A long time ago, I was in a craft boutique with my wife, and I saw something that made me laugh. It caught me with that sort of cynical laughter that comes up when something is stated in a clever way and hits really too close to home.
It was a cutsie little cross-stitch, in two panels. The first had a sweet teddy bear, dressed in an apron in a kitchen. Underneath it, it said, “If mama ain’t happy, ain’t nobody happy!”
The second panel showed another teddy bear, dressed in pants, shirt and a tie, sitting in a chair reading the paper. Its caption read, “If papa ain’t happy, ain’t nobody cares!”
Then a few days ago, a close friend of mine had an article published in
I remember when, after 8 years of hope and infertility treatments, we finally conceived only to lose the baby at 19 weeks to a miscarriage. At the time, I was working in an elementary school teaching music to other people’s kids. And my boss expected me back in the classroom the following Monday as if nothing had happened.

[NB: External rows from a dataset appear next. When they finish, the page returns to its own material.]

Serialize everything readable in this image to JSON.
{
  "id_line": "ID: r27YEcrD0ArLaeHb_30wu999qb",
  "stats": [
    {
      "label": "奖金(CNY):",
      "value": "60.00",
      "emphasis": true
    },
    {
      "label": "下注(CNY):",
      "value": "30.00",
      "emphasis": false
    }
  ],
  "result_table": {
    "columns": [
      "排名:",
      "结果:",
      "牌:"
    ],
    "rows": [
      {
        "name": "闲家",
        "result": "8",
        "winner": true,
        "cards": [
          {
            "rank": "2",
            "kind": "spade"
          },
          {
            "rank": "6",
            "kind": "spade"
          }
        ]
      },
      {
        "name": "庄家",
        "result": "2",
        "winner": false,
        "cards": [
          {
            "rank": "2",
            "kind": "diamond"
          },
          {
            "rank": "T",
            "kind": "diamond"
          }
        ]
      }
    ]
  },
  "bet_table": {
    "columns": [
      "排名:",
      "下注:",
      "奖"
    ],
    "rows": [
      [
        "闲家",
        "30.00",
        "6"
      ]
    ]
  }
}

As we’ve been discussing this article on a forum I’m in, one of the ladies observed, “I am embarrassed to admit that in all the times when tragedy or difficulty has befallen a family, it has never once occurred to me to give solace or sympathy to the father or husband. I haven't avoided it or thought that the Elder's Quorum should or will do it, it has just NOT occurred to me. I manage to offer my sympathies and extend my understanding to the wife and kids, but well, clearly I have not finished the effort.”
Everyone reacts to stress differently. Everyone handles it (or mishandles it) in their own way. Still, I’m reminded of the admonition of Alma to be “willing to bear one another’s burdens, that they may be light; Yea, and are willing to mourn with those that mourn; yea, and comfort those that stand in need of comfort…”